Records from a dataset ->

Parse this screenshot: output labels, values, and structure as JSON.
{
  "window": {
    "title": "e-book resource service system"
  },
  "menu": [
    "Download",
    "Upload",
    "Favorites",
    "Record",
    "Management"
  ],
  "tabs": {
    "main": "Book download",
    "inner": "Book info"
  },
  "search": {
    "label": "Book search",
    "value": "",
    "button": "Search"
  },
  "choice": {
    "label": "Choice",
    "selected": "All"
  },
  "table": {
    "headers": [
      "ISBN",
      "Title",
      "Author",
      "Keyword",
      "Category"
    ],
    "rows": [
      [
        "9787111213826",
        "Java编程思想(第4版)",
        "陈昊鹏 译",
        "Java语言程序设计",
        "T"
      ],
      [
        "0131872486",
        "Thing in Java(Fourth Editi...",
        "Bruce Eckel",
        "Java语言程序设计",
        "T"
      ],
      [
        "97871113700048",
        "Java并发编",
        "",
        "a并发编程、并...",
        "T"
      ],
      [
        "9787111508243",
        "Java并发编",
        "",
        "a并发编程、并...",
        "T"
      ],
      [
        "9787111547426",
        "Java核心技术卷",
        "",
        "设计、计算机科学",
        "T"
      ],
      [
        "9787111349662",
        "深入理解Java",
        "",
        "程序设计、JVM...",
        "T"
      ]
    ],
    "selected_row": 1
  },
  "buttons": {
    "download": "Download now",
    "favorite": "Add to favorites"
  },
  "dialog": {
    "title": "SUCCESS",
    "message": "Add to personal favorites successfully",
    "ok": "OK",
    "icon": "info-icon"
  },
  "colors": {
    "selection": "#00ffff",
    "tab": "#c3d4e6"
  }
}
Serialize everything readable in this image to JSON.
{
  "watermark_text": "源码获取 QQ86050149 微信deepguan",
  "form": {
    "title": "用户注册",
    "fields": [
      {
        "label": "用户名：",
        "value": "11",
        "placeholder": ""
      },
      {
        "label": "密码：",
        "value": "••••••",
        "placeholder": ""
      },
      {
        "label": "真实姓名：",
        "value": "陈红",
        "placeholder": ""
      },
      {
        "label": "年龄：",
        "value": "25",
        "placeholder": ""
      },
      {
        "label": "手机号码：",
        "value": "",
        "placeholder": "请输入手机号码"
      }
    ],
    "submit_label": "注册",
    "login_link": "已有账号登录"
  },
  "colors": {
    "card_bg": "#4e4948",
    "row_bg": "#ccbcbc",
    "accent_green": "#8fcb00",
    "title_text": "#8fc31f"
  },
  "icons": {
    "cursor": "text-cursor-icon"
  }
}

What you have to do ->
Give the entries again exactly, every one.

Task output ->
Parse this screenshot: output labels, values, and structure as JSON.
{
  "window": {
    "title": "e-book resource service system"
  },
  "menu": [
    "Download",
    "Upload",
    "Favorites",
    "Record",
    "Management"
  ],
  "tabs": {
    "main": "Book download",
    "inner": "Book info"
  },
  "search": {
    "label": "Book search",
    "value": "",
    "button": "Search"
  },
  "choice": {
    "label": "Choice",
    "selected": "All"
  },
  "table": {
    "headers": [
      "ISBN",
      "Title",
      "Author",
      "Keyword",
      "Category"
    ],
    "rows": [
      [
        "9787111213826",
        "Java编程思想(第4版)",
        "陈昊鹏 译",
        "Java语言程序设计",
        "T"
      ],
      [
        "0131872486",
        "Thing in Java(Fourth Editi...",
        "Bruce Eckel",
        "Java语言程序设计",
        "T"
      ],
      [
        "97871113700048",
        "Java并发编",
        "",
        "a并发编程、并...",
        "T"
      ],
      [
        "9787111508243",
        "Java并发编",
        "",
        "a并发编程、并...",
        "T"
      ],
      [
        "9787111547426",
        "Java核心技术卷",
        "",
        "设计、计算机科学",
        "T"
      ],
      [
        "9787111349662",
        "深入理解Java",
        "",
        "程序设计、JVM...",
        "T"
      ]
    ],
    "selected_row": 1
  },
  "buttons": {
    "download": "Download now",
    "favorite": "Add to favorites"
  },
  "dialog": {
    "title": "SUCCESS",
    "message": "Add to personal favorites successfully",
    "ok": "OK",
    "icon": "info-icon"
  },
  "colors": {
    "selection": "#00ffff",
    "tab": "#c3d4e6"
  }
}
Serialize everything readable in this image to JSON.
{
  "watermark_text": "源码获取 QQ86050149 微信deepguan",
  "form": {
    "title": "用户注册",
    "fields": [
      {
        "label": "用户名：",
        "value": "11",
        "placeholder": ""
      },
      {
        "label": "密码：",
        "value": "••••••",
        "placeholder": ""
      },
      {
        "label": "真实姓名：",
        "value": "陈红",
        "placeholder": ""
      },
      {
        "label": "年龄：",
        "value": "25",
        "placeholder": ""
      },
      {
        "label": "手机号码：",
        "value": "",
        "placeholder": "请输入手机号码"
      }
    ],
    "submit_label": "注册",
    "login_link": "已有账号登录"
  },
  "colors": {
    "card_bg": "#4e4948",
    "row_bg": "#ccbcbc",
    "accent_green": "#8fcb00",
    "title_text": "#8fc31f"
  },
  "icons": {
    "cursor": "text-cursor-icon"
  }
}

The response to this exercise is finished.